Investment banks, as opposed to what are called retail banks or commercial banks, are financial entities which focus their efforts on capital market activities such as issuing securities or bonds, or providing advice for transactions such as company mergers and acquisitions. They are often distinct entities from a retail bank, which is what we, as individual consumers, normally would just call a “bank.” Basically, a retail bank is an entity that deals directly with individual customers and provides a standard range of services such as checking accounts, savings accounts, certificates of deposit and the like. Investment banks are what we might call “Wall Street” banks that deal with larger capital investments on behalf of investors, or organize aggregates of capital such as pension funds or hedge funds.

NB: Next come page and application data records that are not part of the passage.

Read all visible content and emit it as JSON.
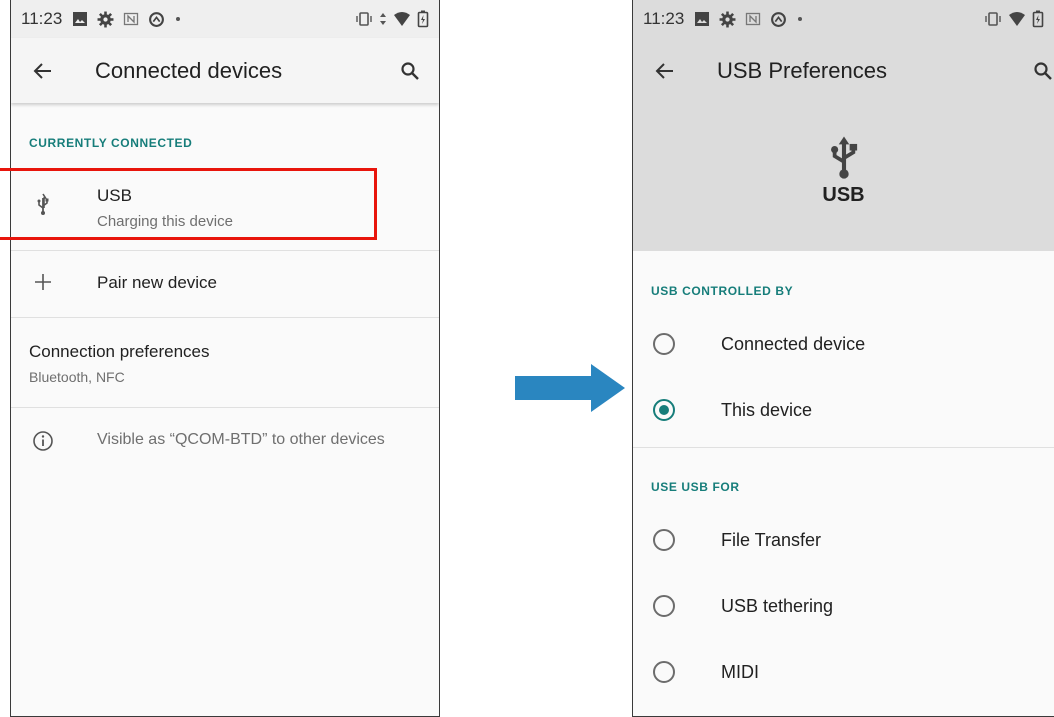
{
  "left": {
    "status_time": "11:23",
    "title": "Connected devices",
    "section_currently_connected": "CURRENTLY CONNECTED",
    "usb_title": "USB",
    "usb_subtitle": "Charging this device",
    "pair_label": "Pair new device",
    "conn_pref_title": "Connection preferences",
    "conn_pref_subtitle": "Bluetooth, NFC",
    "visible_text": "Visible as “QCOM-BTD” to other devices"
  },
  "right": {
    "status_time": "11:23",
    "title": "USB Preferences",
    "hero_label": "USB",
    "section_controlled_by": "USB CONTROLLED BY",
    "controlled_options": [
      {
        "label": "Connected device",
        "selected": false
      },
      {
        "label": "This device",
        "selected": true
      }
    ],
    "section_use_for": "USE USB FOR",
    "use_options": [
      {
        "label": "File Transfer",
        "selected": false
      },
      {
        "label": "USB tethering",
        "selected": false
      },
      {
        "label": "MIDI",
        "selected": false
      }
    ]
  },
  "colors": {
    "accent": "#167d7a",
    "highlight": "#e8150c",
    "arrow": "#2a86c0"
  },
  "icons": [
    "back-arrow-icon",
    "search-icon",
    "usb-icon",
    "plus-icon",
    "info-icon",
    "image-icon",
    "gear-icon",
    "nfc-icon",
    "data-saver-icon",
    "dot-icon",
    "vibrate-icon",
    "wifi-icon",
    "battery-icon",
    "right-arrow-icon"
  ]
}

After the Great Depression, Congress ruled that retail banks should only engage in banking activities with customers, to distinguish them from investment banks, which engaged in capital market activities. This separation of activity is no longer mandatory, but the distinction of terms still exists.

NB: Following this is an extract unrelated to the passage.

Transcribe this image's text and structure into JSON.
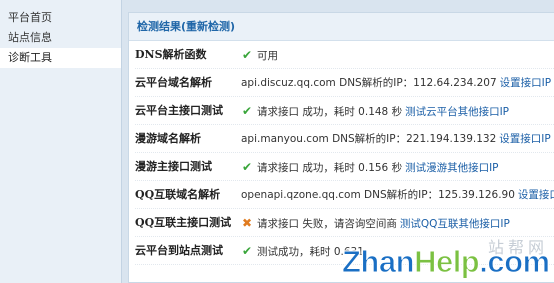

Investment banks raise money by issuing and selling securities in the capital markets (either equity or bond), as well as serving in an advisory capacity on mergers and acquisitions. To perform these services legally in the US, any advisory entity must be licensed under the SEC (FINRA) regulation.

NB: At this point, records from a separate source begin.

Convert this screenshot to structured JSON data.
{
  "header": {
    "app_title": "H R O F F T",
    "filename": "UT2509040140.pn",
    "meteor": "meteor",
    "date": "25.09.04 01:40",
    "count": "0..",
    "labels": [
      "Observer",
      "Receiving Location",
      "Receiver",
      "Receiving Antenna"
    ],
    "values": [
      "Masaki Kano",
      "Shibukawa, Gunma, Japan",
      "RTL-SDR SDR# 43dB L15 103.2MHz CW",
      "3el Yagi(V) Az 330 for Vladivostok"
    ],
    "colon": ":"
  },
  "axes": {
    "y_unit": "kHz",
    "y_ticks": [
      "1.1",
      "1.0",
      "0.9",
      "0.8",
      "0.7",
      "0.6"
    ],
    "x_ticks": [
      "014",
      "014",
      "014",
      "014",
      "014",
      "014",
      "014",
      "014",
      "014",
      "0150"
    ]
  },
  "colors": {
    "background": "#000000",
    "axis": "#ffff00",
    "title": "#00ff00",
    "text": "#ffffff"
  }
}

Up until recently, the largest investment banks in the US were collectively referred to as the “bulge bracket” and were ranked according to profitability by several indices. The most recent round of Wall Street takeovers thinned the ranks of the “bulge bracket” considerably. The last two of the major independent bulge bracket firms, Goldman Sachs and Morgan Stanley, elected to convert to traditional banking institutions on September 22, 2008, in the wake of the U.S. financial crisis.